To keep up pressure on the Government, MPs will table a Commons motion backing the Bill, which was given a first reading in the Lords yesterday.

Lord Dubs said: "The idea that a female first-born heir should be passed over in favour of a younger brother is surely offensive to the vast majority of Britons, following the great social revolution in the position of women in recent decades."

The Labour peer said the ban on the monarch or heir marrying a Catholic was an outdated piece of religious bigotry. "At present, Prince William could live with a Catholic girlfriend without forfeiting the right to be king, but the moment they were married he would be instantly disqualified. Indeed, while the heir is barred from marrying a Catholic, it is surely absurd that the spouse could later convert to Catholicism without this being a problem," he said.

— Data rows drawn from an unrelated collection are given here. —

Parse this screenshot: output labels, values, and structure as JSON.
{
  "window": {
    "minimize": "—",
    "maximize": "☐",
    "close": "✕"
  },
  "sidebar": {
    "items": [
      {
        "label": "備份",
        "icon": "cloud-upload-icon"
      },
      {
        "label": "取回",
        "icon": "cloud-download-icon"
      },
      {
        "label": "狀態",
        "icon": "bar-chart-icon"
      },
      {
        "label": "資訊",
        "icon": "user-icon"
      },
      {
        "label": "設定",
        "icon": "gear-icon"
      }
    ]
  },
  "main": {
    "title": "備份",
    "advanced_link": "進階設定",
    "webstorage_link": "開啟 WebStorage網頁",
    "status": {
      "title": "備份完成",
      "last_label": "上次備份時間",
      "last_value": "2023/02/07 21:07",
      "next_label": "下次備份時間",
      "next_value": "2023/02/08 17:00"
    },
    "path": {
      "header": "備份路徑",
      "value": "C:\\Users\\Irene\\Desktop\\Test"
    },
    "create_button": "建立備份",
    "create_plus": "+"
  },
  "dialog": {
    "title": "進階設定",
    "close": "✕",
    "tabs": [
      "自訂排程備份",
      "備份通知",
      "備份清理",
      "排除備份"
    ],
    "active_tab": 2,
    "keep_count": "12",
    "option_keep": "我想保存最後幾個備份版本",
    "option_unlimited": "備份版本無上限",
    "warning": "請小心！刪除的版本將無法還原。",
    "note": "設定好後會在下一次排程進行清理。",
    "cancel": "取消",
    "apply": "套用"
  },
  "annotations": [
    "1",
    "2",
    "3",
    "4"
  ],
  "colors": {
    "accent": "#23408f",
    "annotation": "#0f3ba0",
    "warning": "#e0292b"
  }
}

The last attempt at gender equality in the succession was made in 1998 when Lord Archer of Weston-super-Mare, the former deputy Tory chairman, brought in a Bill. The Government said there was "no real reason" to oppose equality but wanted to bring in its own legislation. Lord Archer then withdrew his measure but the Government has taken no action since.

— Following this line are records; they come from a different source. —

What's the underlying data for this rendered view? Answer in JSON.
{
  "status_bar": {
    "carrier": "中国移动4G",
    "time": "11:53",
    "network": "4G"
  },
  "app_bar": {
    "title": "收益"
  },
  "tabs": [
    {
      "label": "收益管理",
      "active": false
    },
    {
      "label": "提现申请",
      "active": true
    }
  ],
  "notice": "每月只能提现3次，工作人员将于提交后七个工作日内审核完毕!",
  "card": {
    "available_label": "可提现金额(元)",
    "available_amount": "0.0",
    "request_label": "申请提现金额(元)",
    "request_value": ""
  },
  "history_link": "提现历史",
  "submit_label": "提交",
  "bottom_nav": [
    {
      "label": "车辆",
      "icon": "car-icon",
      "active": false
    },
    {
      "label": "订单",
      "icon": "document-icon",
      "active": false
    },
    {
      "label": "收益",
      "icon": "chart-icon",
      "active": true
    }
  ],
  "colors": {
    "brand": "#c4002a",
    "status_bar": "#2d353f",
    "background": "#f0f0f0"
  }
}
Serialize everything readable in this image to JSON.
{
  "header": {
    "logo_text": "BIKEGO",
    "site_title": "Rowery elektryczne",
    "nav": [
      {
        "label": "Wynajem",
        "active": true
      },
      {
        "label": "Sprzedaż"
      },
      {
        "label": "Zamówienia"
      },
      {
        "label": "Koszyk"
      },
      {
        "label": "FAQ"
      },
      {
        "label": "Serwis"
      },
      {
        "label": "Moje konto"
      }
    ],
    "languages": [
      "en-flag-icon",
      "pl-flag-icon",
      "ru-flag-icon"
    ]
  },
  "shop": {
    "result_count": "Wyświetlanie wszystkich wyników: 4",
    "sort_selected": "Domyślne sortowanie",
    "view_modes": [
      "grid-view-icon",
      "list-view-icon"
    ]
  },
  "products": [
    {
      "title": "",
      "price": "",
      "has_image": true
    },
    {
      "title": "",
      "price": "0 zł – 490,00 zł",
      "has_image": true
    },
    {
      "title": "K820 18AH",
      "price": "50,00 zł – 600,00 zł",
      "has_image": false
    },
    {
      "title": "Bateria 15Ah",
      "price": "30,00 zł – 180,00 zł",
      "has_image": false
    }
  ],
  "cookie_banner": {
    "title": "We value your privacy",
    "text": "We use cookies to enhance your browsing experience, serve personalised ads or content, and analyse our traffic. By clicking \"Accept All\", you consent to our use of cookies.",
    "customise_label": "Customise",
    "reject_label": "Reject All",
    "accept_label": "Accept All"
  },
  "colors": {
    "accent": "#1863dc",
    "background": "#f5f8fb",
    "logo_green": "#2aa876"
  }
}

Stephen and Matilda

Raised by his uncle, Henry I, Stephen of Blois pledged to support Henry's daughter Matilda as successor to the throne but then usurped her when Henry died in 1135 and nobles balked at the idea of a female ruler.

His actionscaused civil warbetween the rival camps. In 1138, Matilda's half-brother Robert, Earl of Gloucester, took up arms on her behalf. She invaded England in 1139.

"Maud" captured Stephen in 1141, but eventually he was released and went on to gain the upper hand. She fled in 1148 but he had little control over the warring nobles, hoping only to secure the succession for his son, Eustace.

Matilda's son Henry, invaded in 1153 to claim his inheritance. Eustace died early, and Henry succeeded Stephen. The affair resonated 400 years later, with Henry VIII's demand for a son - resulting in the divorce and beheading of wives who did not bear male heirs - rather than allow the crown to pass to his eldest child, Mary.


Edward VI, Mary and Elizabeth I

Edward VI became king aged nine on Henry VIII's death in 1547 - the throne passing over his sisters Mary, top right, and Elizabeth, below. Edward's uncle, the Duke of Somerset, wielded power as protector but was executed in 1549 and succeeded by the Duke of Northumberland. In 1553, Edward showed signs of TB and by May it was clear he would die. His rightful successor was Mary, but Northumberland devised a new order of succession passing instead to Lady Jane Grey, his daughter-in-law. She was queen for nine days before Mary entered London. "Bloody Mary", who burnt Protestants at the stake, died in 1558. Elizabeth, who was imprisoned by Mary, succeeded and went on to defeat the Spanish Armada sent by Philip II, Mary's husband, re-establishing the Protestant faith.


The Princess Royal (Empress Frederick) and Edward VII

Despite being born a year before her brother Edward, Princess Victoria, eldest child of Queen Victoria, never went on to rule her country. When their mother died in 1901, the risqué Edward - famous for his indulgence in drink, gambling and women - became Edward VII. He proved remarkably popular as a monarch and his European connections paved the way for the Anglo-French Entente Cordiale of 1904. The throne passed down his line of the family - to his son George V - when he died after a series of heart attacks in 1910. The 17-year-old Victoria had been free to marry Friedrich Wilhelm of Prussia, and gave birth to Wilhelm, later Wilhelm II, the last German Kaiser, and arch-enemy of Britain during the First World War.